With Taylor away at college, Martinez’s father, who also played college football, and mother, who had just given birth to twins, decided the family needed a change of scenery. They had enjoyed several previous summers at a beach house in Laguna, so they decided to make the town their permanent home
After a year of freshman football, Martinez was anxious to make his own mark on the gridiron with the varsity squad. He had the desire, the instincts, and the pedigree, but he wasn’t given the chance to show it. Martinez finished his first year on varsity with a handful of rushing yards, a couple of catches, an interception, and a lone punt return. “I just did my best with what I had to work with,” he said, recalling that disappointing season.
Enter Mike Churchill, the school’s athletic director who took over head coaching duties from Jonathon Todd a few months before the 2011 season began. One of the first things Churchill did was install Martinez in the middle of his offense and defense, the same schemes the veteran coach had so masterfully deployed during back-to-back CIF championship seasons with Riverside Poly in ’83 and ’84. “Drake is kind of the starting point of everything,” said Churchill, architect of a 20-3-1 record over two seasons.
With the full back Martinez pounding the ball up the middle on offense and the linebacker Martinez pounding any ball carrier who dared come up the middle of the Breaker defense, Churchill had laid the foundation for Laguna’s football resurgence. “I’m just happier than heck he’s here and not some place else,” said Churchill.
In only his second game on varsity, Martinez shredded Ocean View’s defense for 313 yards on just 15 carries, four of them for touchdowns. On the other side of the ball, he picked off a pass and returned it 39 yards for a fifth score, giving him 30 points on the night to tie the team’s single-game record.

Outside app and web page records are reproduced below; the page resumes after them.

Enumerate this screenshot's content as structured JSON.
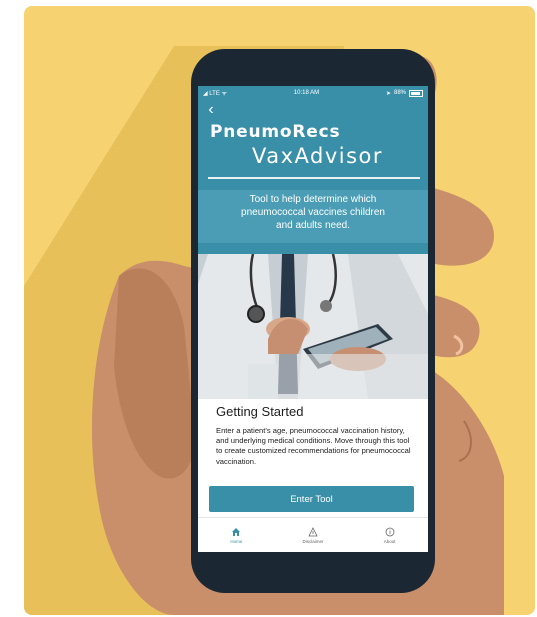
{
  "status_bar": {
    "carrier": "LTE",
    "time": "10:18 AM",
    "battery": "88%"
  },
  "header": {
    "app_name": "PneumoRecs",
    "app_sub": "VaxAdvisor",
    "tagline": "Tool to help determine which pneumococcal vaccines children and adults need."
  },
  "info": {
    "title": "Getting Started",
    "body": "Enter a patient's age, pneumococcal vaccination history, and underlying medical conditions. Move through this tool to create customized recommendations for pneumococcal vaccination.",
    "button": "Enter Tool"
  },
  "tabs": [
    {
      "label": "Home",
      "icon": "home-icon",
      "active": true
    },
    {
      "label": "Disclaimer",
      "icon": "warning-icon",
      "active": false
    },
    {
      "label": "About",
      "icon": "info-icon",
      "active": false
    }
  ],
  "colors": {
    "brand": "#3a8fa8",
    "background": "#f6d270",
    "phone": "#1b2833"
  },
  "icons": [
    "back-chevron-icon",
    "signal-icon",
    "wifi-icon",
    "battery-icon",
    "stethoscope-icon",
    "tablet-icon"
  ]
}
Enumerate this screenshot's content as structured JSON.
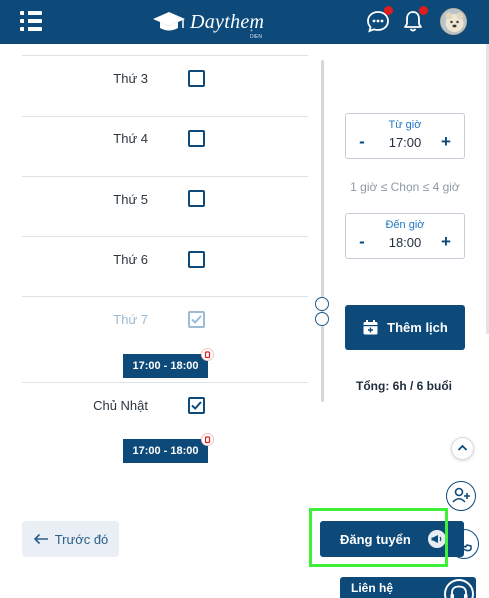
{
  "header": {
    "logo_text": "Daythem",
    "logo_sub": "+ DIEN"
  },
  "days": [
    {
      "label": "Thứ 3",
      "checked": false,
      "dim": false,
      "slot": ""
    },
    {
      "label": "Thứ 4",
      "checked": false,
      "dim": false,
      "slot": ""
    },
    {
      "label": "Thứ 5",
      "checked": false,
      "dim": false,
      "slot": ""
    },
    {
      "label": "Thứ 6",
      "checked": false,
      "dim": false,
      "slot": ""
    },
    {
      "label": "Thứ 7",
      "checked": true,
      "dim": true,
      "slot": "17:00 - 18:00"
    },
    {
      "label": "Chủ Nhật",
      "checked": true,
      "dim": false,
      "slot": "17:00 - 18:00"
    }
  ],
  "time": {
    "from_label": "Từ giờ",
    "from_value": "17:00",
    "hint": "1 giờ ≤ Chọn ≤ 4 giờ",
    "to_label": "Đến giờ",
    "to_value": "18:00",
    "minus": "-",
    "plus": "+"
  },
  "add_button": "Thêm lịch",
  "total": "Tổng: 6h / 6 buổi",
  "footer": {
    "prev_label": "Trước đó",
    "post_label": "Đăng tuyển",
    "contact_label": "Liên hệ"
  },
  "colors": {
    "primary": "#0d4a7a",
    "accent_blue": "#2277c5",
    "badge_red": "#e21c1c",
    "highlight_green": "#3ef03a"
  },
  "icons": [
    "menu-icon",
    "graduation-cap-icon",
    "chat-icon",
    "bell-icon",
    "calendar-add-icon",
    "trash-icon",
    "arrow-left-icon",
    "megaphone-icon",
    "chevron-up-icon",
    "add-user-icon",
    "phone-icon",
    "headset-icon"
  ]
}
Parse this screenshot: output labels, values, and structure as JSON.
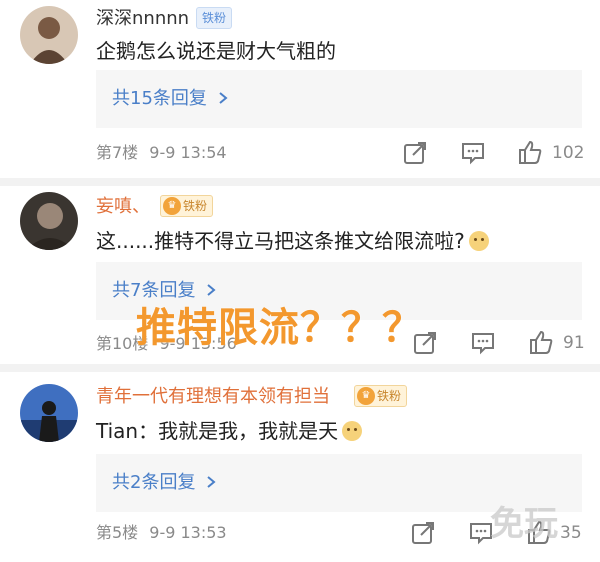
{
  "colors": {
    "accent": "#4a7fc8",
    "username_orange": "#e0703a",
    "overlay_orange": "#f3982e",
    "meta_gray": "#8a8a8a"
  },
  "comments": [
    {
      "username": "深深nnnnn",
      "badge": "铁粉",
      "text": "企鹅怎么说还是财大气粗的",
      "replies": "共15条回复",
      "floor": "第7楼",
      "time": "9-9 13:54",
      "likes": "102"
    },
    {
      "username": "妄嗔、",
      "badge": "铁粉",
      "text": "这......推特不得立马把这条推文给限流啦?",
      "replies": "共7条回复",
      "floor": "第10楼",
      "time": "9-9 13:56",
      "likes": "91"
    },
    {
      "username": "青年一代有理想有本领有担当",
      "badge": "铁粉",
      "text": "Tian：我就是我，我就是天",
      "replies": "共2条回复",
      "floor": "第5楼",
      "time": "9-9 13:53",
      "likes": "35"
    }
  ],
  "overlay_text": "推特限流？？？",
  "watermark": "免玩"
}
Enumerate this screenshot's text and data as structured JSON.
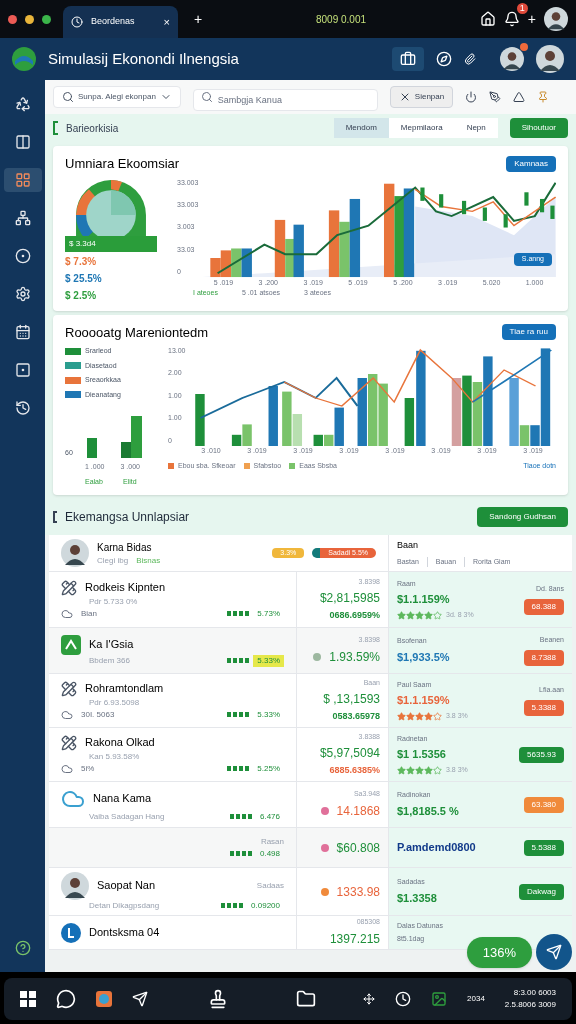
{
  "browser": {
    "tab": {
      "title": "Beordenas",
      "close": "×"
    },
    "new_tab": "+",
    "address": "8009 0.001",
    "add": "+",
    "notification_count": "1"
  },
  "app": {
    "title": "Simulasij Ekonondi Ilnengsia",
    "notification": true
  },
  "sidebar": {
    "items": [
      {
        "selected": false
      },
      {
        "selected": false
      },
      {
        "selected": true
      },
      {
        "selected": false
      },
      {
        "selected": false
      },
      {
        "selected": false
      },
      {
        "selected": false
      },
      {
        "selected": false
      },
      {
        "selected": false
      }
    ]
  },
  "toolbar": {
    "filter": {
      "value": "Sunpa. Alegi ekonpan"
    },
    "search": {
      "placeholder": "Sambgja Kanua"
    },
    "action": "Sienpan"
  },
  "section": {
    "title": "Barieorkisia",
    "tabs": [
      {
        "label": "Mendom",
        "selected": true
      },
      {
        "label": "Mepmilaora",
        "selected": false
      },
      {
        "label": "Nepn",
        "selected": false
      }
    ],
    "button": "Sihoutuor"
  },
  "cards": [
    {
      "kind": "donut",
      "title": "Umniara Ekoomsiar",
      "button": "Kamnaas",
      "donut_label": "$ 3.3d4",
      "legend": [
        {
          "text": "$ 7.3%",
          "color": "#e8743b"
        },
        {
          "text": "$ 25.5%",
          "color": "#1f77b4"
        },
        {
          "text": "$ 2.5%",
          "color": "#2e9e3e"
        }
      ],
      "yticks": [
        "33.003",
        "33.003",
        "3.003",
        "33.03",
        "0"
      ],
      "xticks": [
        "5 .019",
        "3 .200",
        "3 .019",
        "5 .019",
        "5 .200",
        "3 .019",
        "5.020",
        "1.000"
      ],
      "overlay_button": "S.anng",
      "footer": [
        "I ateoes",
        "5 .01 atsoes",
        "3 ateoes"
      ]
    },
    {
      "kind": "bars",
      "title": "Rooooatg Mareniontedm",
      "button": "Tiae ra ruu",
      "legend": [
        {
          "text": "Srarleod",
          "color": "#1e8f3a"
        },
        {
          "text": "Diasetaod",
          "color": "#2a9d8f"
        },
        {
          "text": "Sreaorkkaa",
          "color": "#e8743b"
        },
        {
          "text": "Dieanatang",
          "color": "#1f77b4"
        }
      ],
      "yticks": [
        "13.00",
        "2.00",
        "1.00",
        "1.00",
        "0"
      ],
      "xticks": [
        "3 .010",
        "3 .019",
        "3 .019",
        "3 .019",
        "3 .019",
        "3 .019",
        "3 .019",
        "3 .019"
      ],
      "mini_axis": "60",
      "mini_xticks": [
        "1 .000",
        "3 .000"
      ],
      "mini_footer": [
        "Ealab",
        "Elitd"
      ],
      "footer": [
        {
          "text": "Ebou sba. Sfkeoar",
          "color": "#e8743b"
        },
        {
          "text": "Sfabstoo",
          "color": "#f0a050"
        },
        {
          "text": "Eaas Sbsba",
          "color": "#7ac36a"
        }
      ],
      "footer_link": "Tiaoe dotn"
    }
  ],
  "table": {
    "title": "Ekemangsa Unnlapsiar",
    "button": "Sandong Gudhsan",
    "profile": {
      "name": "Karna Bidas",
      "subtitle": "Clegi ibg",
      "tag": "Bisnas",
      "badge": "3.3%",
      "status": "Sadadi 5.5%",
      "column_title": "Baan",
      "columns": [
        "Bastan",
        "Bauan",
        "Rorita Giam"
      ]
    },
    "rows": [
      {
        "kind": "sketch",
        "name": "Rodkeis Kipnten",
        "sub": "Pdr 5.733 0%",
        "meta": "Bian",
        "indicator": "5.73%",
        "indicator_highlight": false,
        "label2": "3.8398",
        "amount": {
          "text": "$2,81,5985",
          "color": "#1e8f3a"
        },
        "sub_amount": {
          "text": "0686.6959%",
          "color": "#1e8f3a"
        },
        "label3": "Raam",
        "amount3": {
          "text": "$1.1.159%",
          "color": "#1e8f3a"
        },
        "rating": {
          "stars": 4,
          "color": "#5cb85c",
          "text": "3d. 8 3%"
        },
        "badge_label": "Dd. 8ans",
        "badge": {
          "text": "68.388",
          "color": "#e8643b"
        }
      },
      {
        "kind": "app",
        "name": "Ka I'Gsia",
        "sub": "Bbdem 366",
        "indicator": "5.33%",
        "indicator_highlight": true,
        "label2": "3.8398",
        "dot": {
          "color": "#9db8a0"
        },
        "amount": {
          "text": "1.93.59%",
          "color": "#1e8f3a"
        },
        "label3": "Bsofenan",
        "amount3": {
          "text": "$1,933.5%",
          "color": "#1f77b4"
        },
        "badge_label": "Beanen",
        "badge": {
          "text": "8.7388",
          "color": "#e8643b"
        }
      },
      {
        "kind": "sketch",
        "name": "Rohramtondlam",
        "sub": "Pdr 6.93.5098",
        "meta": "30I. 5063",
        "indicator": "5.33%",
        "indicator_highlight": false,
        "label2": "Baan",
        "amount": {
          "text": "$ ,13,1593",
          "color": "#1e8f3a"
        },
        "sub_amount": {
          "text": "0583.65978",
          "color": "#1e8f3a"
        },
        "label3": "Paul Saam",
        "amount3": {
          "text": "$1.1.159%",
          "color": "#e8643b"
        },
        "rating": {
          "stars": 4,
          "color": "#e8743b",
          "text": "3.8 3%"
        },
        "badge_label": "Lfia.aan",
        "badge": {
          "text": "5.3388",
          "color": "#e8643b"
        }
      },
      {
        "kind": "sketch",
        "name": "Rakona Olkad",
        "sub": "Kan 5.93.58%",
        "meta": "5i%",
        "indicator": "5.25%",
        "indicator_highlight": false,
        "label2": "3.8388",
        "amount": {
          "text": "$5,97,5094",
          "color": "#1e8f3a"
        },
        "sub_amount": {
          "text": "6885.6385%",
          "color": "#e8643b"
        },
        "label3": "Radnetan",
        "amount3": {
          "text": "$1 1.5356",
          "color": "#1e8f3a"
        },
        "rating": {
          "stars": 4,
          "color": "#5cb85c",
          "text": "3.8 3%"
        },
        "badge": {
          "text": "5635.93",
          "color": "#1e8f3a"
        }
      },
      {
        "kind": "cloud",
        "name": "Nana Kama",
        "sub": "Vaiba Sadagan Hang",
        "indicator": "6.476",
        "indicator_highlight": false,
        "label2": "Sa3.948",
        "dot": {
          "color": "#e0709a"
        },
        "amount": {
          "text": "14.1868",
          "color": "#e8643b"
        },
        "label3": "Radinokan",
        "amount3": {
          "text": "$1,8185.5 %",
          "color": "#1e8f3a"
        },
        "badge": {
          "text": "63.380",
          "color": "#f08a3b"
        }
      },
      {
        "kind": "summary",
        "indicator_label": "Rasan",
        "indicator": "0.498",
        "indicator_highlight": false,
        "dot": {
          "color": "#e0709a"
        },
        "amount": {
          "text": "$60.808",
          "color": "#1e8f3a"
        },
        "amount3": {
          "text": "P.amdemd0800",
          "color": "#123a8a"
        },
        "badge": {
          "text": "5.5388",
          "color": "#1e8f3a"
        }
      },
      {
        "kind": "avatar",
        "name": "Saopat Nan",
        "sub": "Detan Dikagpsdang",
        "indicator_label": "Sadaas",
        "indicator": "0.09200",
        "indicator_highlight": false,
        "dot": {
          "color": "#f08a3b"
        },
        "amount": {
          "text": "1333.98",
          "color": "#e8643b"
        },
        "label3": "Sadadas",
        "amount3": {
          "text": "$1.3358",
          "color": "#1e8f3a"
        },
        "badge": {
          "text": "Dakwag",
          "color": "#1e8f3a"
        }
      },
      {
        "kind": "circle",
        "name": "Dontsksma 04",
        "label2": "085308",
        "amount": {
          "text": "1397.215",
          "color": "#1e8f3a"
        },
        "label3": "Dalas Datunas",
        "badge_label": "8t5.1dag"
      }
    ]
  },
  "fab": {
    "label": "136%"
  },
  "taskbar": {
    "tray_text": "2034",
    "time": "8:3.00 6003",
    "date": "2.5.8006 3009"
  }
}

When the Breakers scored their ninth touchdown early in the fourth quarter, Churchill decided to put an exclamation point on his young star’s night by giving his kicker a break and sending Martinez in to catch a two-point conversion pass from senior quarterback Larry Stewart.
It seemed fitting that the “team first” Martinez would end up with 32 points to break the individual record in the same game that Laguna scored 73 to set a new team standard. “I’m not doing what I’m doing just because of me,” he said. “I’m doing it because of the players around me.”
Much of the credit for Martinez’s success should and does go to Laguna’s offensive line of seniors Warren Abbate, Spencer Anderson, Blake Hester, Adam Farsheed and Bobby Weiland, among others. But it’s Laguna’s perfect storm of ball carriers that usually leaves opponents on the wrong side of a scoring surge.
Together, Martinez, senior wing back Robert Clemons and junior running back Nathan Lancaster score a touchdown every 4.7 times they touch the ball. Opponents know the TDs are coming, they just don’t know when, where, how or by whom. “We just try to score every time we touch the ball,” said Martinez. “We’re just having fun with it.”
If they can keep having fun for three more games, they will accomplish what they set out to do last season: win a CIF title. For a complete rundown of Martinez’s career records, visit www.lbindy.com.
Drake Martinez’s ongoing school records.
Career Rushing Yards: 3455
Career Rushing TDs: 50
Career Interception Returns for TD: 4
Career Total TDs: 64
Career Total Points: 388
Season Rushing Yards: 1889
Season Total Points: 200
Season Total TDs: 33
Season Rushing TDs: 27
Most TDs in a Game: 5 (tied)
Most Points in a Game: 32
Longest run from scrimmage: 95 yards
Most TD runs/returns over 51 yards: 17